What to produce:
Within the records, which lines hold the string "question"? Report each one by copying it.

Input for this task:
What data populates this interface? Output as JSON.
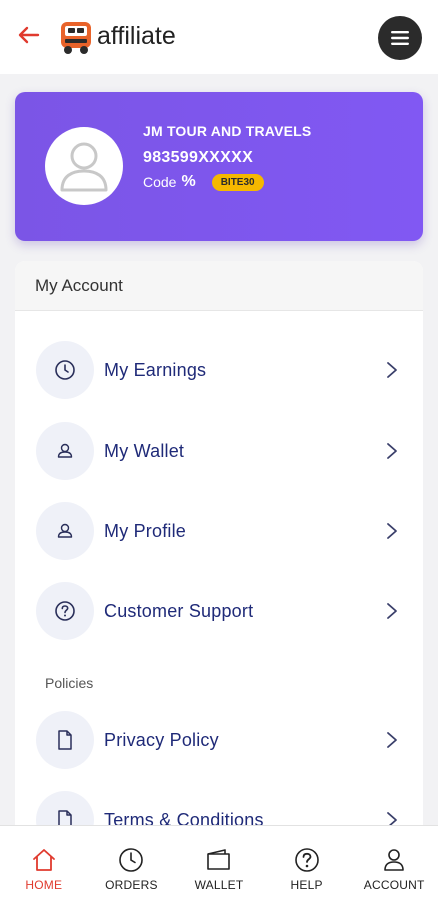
{
  "header": {
    "brand": "affiliate",
    "back_icon": "arrow-left-icon",
    "menu_icon": "hamburger-icon",
    "accent_color": "#e03a2e"
  },
  "profile": {
    "name": "JM TOUR AND TRAVELS",
    "phone": "983599XXXXX",
    "code_label": "Code",
    "code_symbol": "%",
    "coupon_code": "BITE30",
    "card_color": "#7f57ef",
    "coupon_color": "#f5b800"
  },
  "account": {
    "title": "My Account",
    "items": [
      {
        "label": "My Earnings",
        "icon": "clock-icon"
      },
      {
        "label": "My Wallet",
        "icon": "user-icon"
      },
      {
        "label": "My Profile",
        "icon": "user-icon"
      },
      {
        "label": "Customer Support",
        "icon": "question-icon"
      }
    ],
    "policies_label": "Policies",
    "policy_items": [
      {
        "label": "Privacy Policy",
        "icon": "document-icon"
      },
      {
        "label": "Terms & Conditions",
        "icon": "document-icon"
      }
    ]
  },
  "bottom_nav": {
    "items": [
      {
        "label": "HOME",
        "icon": "home-icon",
        "active": true
      },
      {
        "label": "ORDERS",
        "icon": "clock-icon",
        "active": false
      },
      {
        "label": "WALLET",
        "icon": "wallet-icon",
        "active": false
      },
      {
        "label": "HELP",
        "icon": "question-icon",
        "active": false
      },
      {
        "label": "ACCOUNT",
        "icon": "user-icon",
        "active": false
      }
    ]
  }
}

Answer section:
        "icon": "question-icon"
        "icon": "question-icon",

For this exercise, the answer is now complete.